▸ To do
Take every record and write it out again exactly, with no images included.

▸ Supplied material
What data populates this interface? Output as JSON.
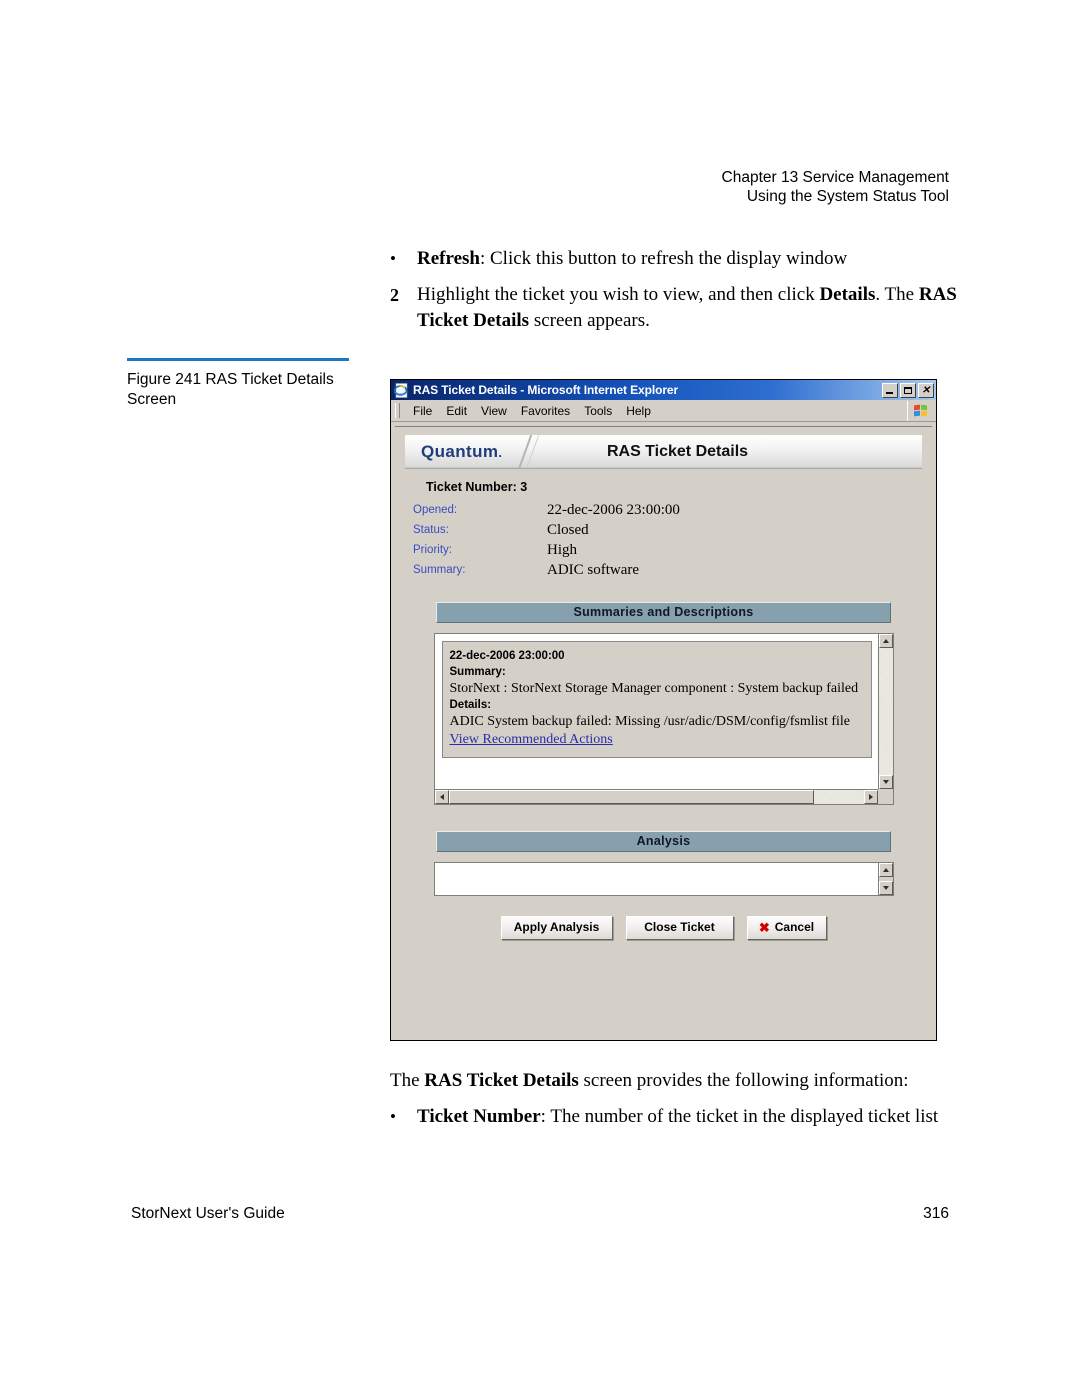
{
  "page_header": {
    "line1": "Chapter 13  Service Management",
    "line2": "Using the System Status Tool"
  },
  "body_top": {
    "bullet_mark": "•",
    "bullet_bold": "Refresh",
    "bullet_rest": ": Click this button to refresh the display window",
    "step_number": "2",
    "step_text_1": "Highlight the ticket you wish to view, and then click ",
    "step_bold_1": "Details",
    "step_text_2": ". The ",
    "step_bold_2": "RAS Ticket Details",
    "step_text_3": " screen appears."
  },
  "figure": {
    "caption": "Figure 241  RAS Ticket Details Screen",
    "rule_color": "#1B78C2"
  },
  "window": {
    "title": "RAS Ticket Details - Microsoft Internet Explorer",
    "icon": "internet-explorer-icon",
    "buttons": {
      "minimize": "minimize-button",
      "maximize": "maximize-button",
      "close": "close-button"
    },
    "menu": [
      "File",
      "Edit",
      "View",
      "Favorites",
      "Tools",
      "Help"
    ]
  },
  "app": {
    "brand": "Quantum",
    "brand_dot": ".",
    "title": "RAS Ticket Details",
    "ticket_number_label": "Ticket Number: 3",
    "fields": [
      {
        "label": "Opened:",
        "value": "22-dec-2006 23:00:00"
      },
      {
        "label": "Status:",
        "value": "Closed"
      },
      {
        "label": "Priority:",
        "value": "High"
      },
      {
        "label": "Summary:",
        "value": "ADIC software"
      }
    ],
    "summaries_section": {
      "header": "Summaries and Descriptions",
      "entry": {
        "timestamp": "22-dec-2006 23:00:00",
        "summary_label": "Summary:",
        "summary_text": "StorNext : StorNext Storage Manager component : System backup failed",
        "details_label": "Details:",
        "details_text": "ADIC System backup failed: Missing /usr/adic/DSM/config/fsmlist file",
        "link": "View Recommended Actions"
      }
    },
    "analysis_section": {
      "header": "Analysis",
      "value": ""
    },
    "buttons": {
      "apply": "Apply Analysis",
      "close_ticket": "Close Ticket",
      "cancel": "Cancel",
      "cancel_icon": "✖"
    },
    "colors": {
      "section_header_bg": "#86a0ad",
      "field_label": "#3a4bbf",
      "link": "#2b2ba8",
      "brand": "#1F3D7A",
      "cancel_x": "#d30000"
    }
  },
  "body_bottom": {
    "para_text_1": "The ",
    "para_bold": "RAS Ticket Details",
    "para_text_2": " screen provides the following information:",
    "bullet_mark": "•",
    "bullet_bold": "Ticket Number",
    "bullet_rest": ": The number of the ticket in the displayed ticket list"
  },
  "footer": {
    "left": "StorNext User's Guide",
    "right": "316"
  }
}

▸ Solution for this exercise
What data populates this interface? Output as JSON.
{
  "page_header": {
    "line1": "Chapter 13  Service Management",
    "line2": "Using the System Status Tool"
  },
  "body_top": {
    "bullet_mark": "•",
    "bullet_bold": "Refresh",
    "bullet_rest": ": Click this button to refresh the display window",
    "step_number": "2",
    "step_text_1": "Highlight the ticket you wish to view, and then click ",
    "step_bold_1": "Details",
    "step_text_2": ". The ",
    "step_bold_2": "RAS Ticket Details",
    "step_text_3": " screen appears."
  },
  "figure": {
    "caption": "Figure 241  RAS Ticket Details Screen",
    "rule_color": "#1B78C2"
  },
  "window": {
    "title": "RAS Ticket Details - Microsoft Internet Explorer",
    "icon": "internet-explorer-icon",
    "buttons": {
      "minimize": "minimize-button",
      "maximize": "maximize-button",
      "close": "close-button"
    },
    "menu": [
      "File",
      "Edit",
      "View",
      "Favorites",
      "Tools",
      "Help"
    ]
  },
  "app": {
    "brand": "Quantum",
    "brand_dot": ".",
    "title": "RAS Ticket Details",
    "ticket_number_label": "Ticket Number: 3",
    "fields": [
      {
        "label": "Opened:",
        "value": "22-dec-2006 23:00:00"
      },
      {
        "label": "Status:",
        "value": "Closed"
      },
      {
        "label": "Priority:",
        "value": "High"
      },
      {
        "label": "Summary:",
        "value": "ADIC software"
      }
    ],
    "summaries_section": {
      "header": "Summaries and Descriptions",
      "entry": {
        "timestamp": "22-dec-2006 23:00:00",
        "summary_label": "Summary:",
        "summary_text": "StorNext : StorNext Storage Manager component : System backup failed",
        "details_label": "Details:",
        "details_text": "ADIC System backup failed: Missing /usr/adic/DSM/config/fsmlist file",
        "link": "View Recommended Actions"
      }
    },
    "analysis_section": {
      "header": "Analysis",
      "value": ""
    },
    "buttons": {
      "apply": "Apply Analysis",
      "close_ticket": "Close Ticket",
      "cancel": "Cancel",
      "cancel_icon": "✖"
    },
    "colors": {
      "section_header_bg": "#86a0ad",
      "field_label": "#3a4bbf",
      "link": "#2b2ba8",
      "brand": "#1F3D7A",
      "cancel_x": "#d30000"
    }
  },
  "body_bottom": {
    "para_text_1": "The ",
    "para_bold": "RAS Ticket Details",
    "para_text_2": " screen provides the following information:",
    "bullet_mark": "•",
    "bullet_bold": "Ticket Number",
    "bullet_rest": ": The number of the ticket in the displayed ticket list"
  },
  "footer": {
    "left": "StorNext User's Guide",
    "right": "316"
  }
}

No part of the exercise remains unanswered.